*Aim of the exercise*
Restate the listing in full, keeping every word as it is.

>>>>>

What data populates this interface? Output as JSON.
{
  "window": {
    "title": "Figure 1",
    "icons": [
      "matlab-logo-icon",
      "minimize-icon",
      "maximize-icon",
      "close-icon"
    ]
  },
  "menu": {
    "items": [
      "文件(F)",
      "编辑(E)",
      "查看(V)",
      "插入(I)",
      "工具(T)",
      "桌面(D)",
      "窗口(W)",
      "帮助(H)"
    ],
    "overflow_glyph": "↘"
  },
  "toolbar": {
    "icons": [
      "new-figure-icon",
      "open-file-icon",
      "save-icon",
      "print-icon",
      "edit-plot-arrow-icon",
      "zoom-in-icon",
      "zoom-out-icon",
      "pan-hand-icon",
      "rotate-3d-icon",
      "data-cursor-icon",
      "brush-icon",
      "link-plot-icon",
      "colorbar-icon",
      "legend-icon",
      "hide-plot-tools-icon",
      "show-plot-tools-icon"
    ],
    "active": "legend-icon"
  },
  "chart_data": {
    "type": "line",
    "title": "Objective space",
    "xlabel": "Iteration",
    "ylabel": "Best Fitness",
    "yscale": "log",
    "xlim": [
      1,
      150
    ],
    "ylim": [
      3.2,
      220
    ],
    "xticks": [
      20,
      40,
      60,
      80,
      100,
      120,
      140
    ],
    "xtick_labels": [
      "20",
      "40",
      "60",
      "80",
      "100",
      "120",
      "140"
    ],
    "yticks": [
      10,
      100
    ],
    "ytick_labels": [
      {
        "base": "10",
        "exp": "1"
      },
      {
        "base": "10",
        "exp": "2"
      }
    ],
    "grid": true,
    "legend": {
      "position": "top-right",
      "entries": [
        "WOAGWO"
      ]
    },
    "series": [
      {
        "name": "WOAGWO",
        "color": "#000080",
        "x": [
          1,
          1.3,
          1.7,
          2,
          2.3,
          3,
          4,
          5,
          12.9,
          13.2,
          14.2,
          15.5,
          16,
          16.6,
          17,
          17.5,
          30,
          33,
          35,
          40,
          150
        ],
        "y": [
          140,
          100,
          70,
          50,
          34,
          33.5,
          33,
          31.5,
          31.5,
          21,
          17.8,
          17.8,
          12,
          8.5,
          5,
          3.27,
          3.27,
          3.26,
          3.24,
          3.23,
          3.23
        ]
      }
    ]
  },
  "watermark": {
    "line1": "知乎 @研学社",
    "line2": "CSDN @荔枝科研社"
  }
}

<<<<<

*Finished exercise*
What data populates this interface? Output as JSON.
{
  "window": {
    "title": "Figure 1",
    "icons": [
      "matlab-logo-icon",
      "minimize-icon",
      "maximize-icon",
      "close-icon"
    ]
  },
  "menu": {
    "items": [
      "文件(F)",
      "编辑(E)",
      "查看(V)",
      "插入(I)",
      "工具(T)",
      "桌面(D)",
      "窗口(W)",
      "帮助(H)"
    ],
    "overflow_glyph": "↘"
  },
  "toolbar": {
    "icons": [
      "new-figure-icon",
      "open-file-icon",
      "save-icon",
      "print-icon",
      "edit-plot-arrow-icon",
      "zoom-in-icon",
      "zoom-out-icon",
      "pan-hand-icon",
      "rotate-3d-icon",
      "data-cursor-icon",
      "brush-icon",
      "link-plot-icon",
      "colorbar-icon",
      "legend-icon",
      "hide-plot-tools-icon",
      "show-plot-tools-icon"
    ],
    "active": "legend-icon"
  },
  "chart_data": {
    "type": "line",
    "title": "Objective space",
    "xlabel": "Iteration",
    "ylabel": "Best Fitness",
    "yscale": "log",
    "xlim": [
      1,
      150
    ],
    "ylim": [
      3.2,
      220
    ],
    "xticks": [
      20,
      40,
      60,
      80,
      100,
      120,
      140
    ],
    "xtick_labels": [
      "20",
      "40",
      "60",
      "80",
      "100",
      "120",
      "140"
    ],
    "yticks": [
      10,
      100
    ],
    "ytick_labels": [
      {
        "base": "10",
        "exp": "1"
      },
      {
        "base": "10",
        "exp": "2"
      }
    ],
    "grid": true,
    "legend": {
      "position": "top-right",
      "entries": [
        "WOAGWO"
      ]
    },
    "series": [
      {
        "name": "WOAGWO",
        "color": "#000080",
        "x": [
          1,
          1.3,
          1.7,
          2,
          2.3,
          3,
          4,
          5,
          12.9,
          13.2,
          14.2,
          15.5,
          16,
          16.6,
          17,
          17.5,
          30,
          33,
          35,
          40,
          150
        ],
        "y": [
          140,
          100,
          70,
          50,
          34,
          33.5,
          33,
          31.5,
          31.5,
          21,
          17.8,
          17.8,
          12,
          8.5,
          5,
          3.27,
          3.27,
          3.26,
          3.24,
          3.23,
          3.23
        ]
      }
    ]
  },
  "watermark": {
    "line1": "知乎 @研学社",
    "line2": "CSDN @荔枝科研社"
  }
}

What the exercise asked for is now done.